“A surrogate user wears a mask-shaped display that shows a remote user’s live face, and a voice channel transmits a remote user’s voice. A surrogate user mimics a remote user by following the remote user’s directions.”

In his co-authored paper on the “human-human communication mask,” Rekimoto suggests using a surrogate who is your equivalent height, body type and gender in addition to someone familiar with the rest of the people in the room, like a colleague.

What makes this invention different than just using an iPad?

Telepresence robots are not new inventions for the workplace. The Double, which essentially acts like an iPad on a Segway, is already being used in offices to give remote workers face time with clients and colleagues. But Rekimoto argues that the Chameleon Mask can accomplish more by being humanlike. Unlike other telepresence devices, a Chameleon Mask is at human height and will not run into as many technical difficulties that an iPad on wheels might encounter.
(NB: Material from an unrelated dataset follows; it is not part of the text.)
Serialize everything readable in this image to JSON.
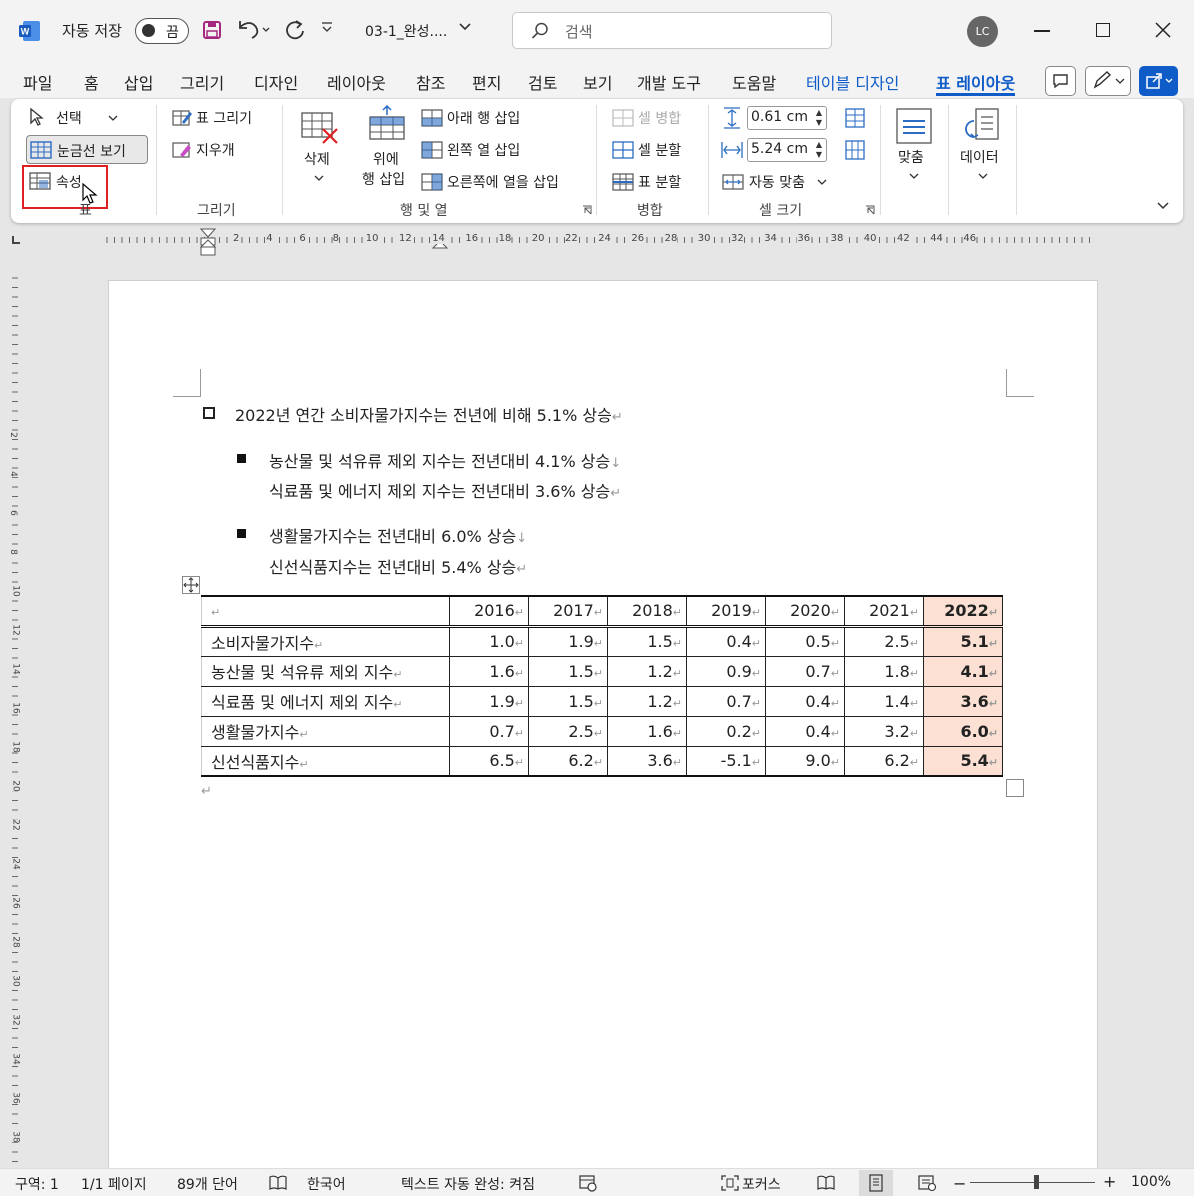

But when your colleague starts waving their hands in the meeting the way you do, will everyone else be fooled, or will they be creeped out? According to Rekimoto, his telepresence invention is “surprisingly natural.” In a pilot field test, researchers found that unsuspecting bystanders would treat the person in a Chameleon Mask as human: “They seemed to believe that the remote user was in front of them. Thus, the surrogate was not only physically present but also created a sense that the director ‘was there.’ ”

To put it to the test, researchers recruited a 23-year-old female student to be the human surrogate of a 28-year-old woman who needed to go to a local city center to get a request form, but was unable to travel there. In the human surrogate’s interaction with a city officer, the bemused officer treated the person wearing a display mask as human, but ultimately asked her to take off the mask in an interesting exchange:

Officer: “You are the right person. But would you take off your mask, please?
Person talking through the surrogate: “Sorry, I can’t. This body isn’t mine. I can’t go there, so I let my agent visit the city office.”
Officer: “Pardon? You are not the person on this ID?”

The officer said he could not give the surrogate the certification form needed, but acknowledged that rules for in-person certification could change in the future.

This could be a new job in the gig economy

While there are still hurdles to overcome, surrogates who could be doing this kind of work said they were up for the challenge. In the future, the gig economy may mean strapping on other people’s faces for cash. That was the sentiment the surrogate who ran the city center errand felt: “I may consider becoming someone’s surrogate as a part-time job. I felt that my work helped someone else.”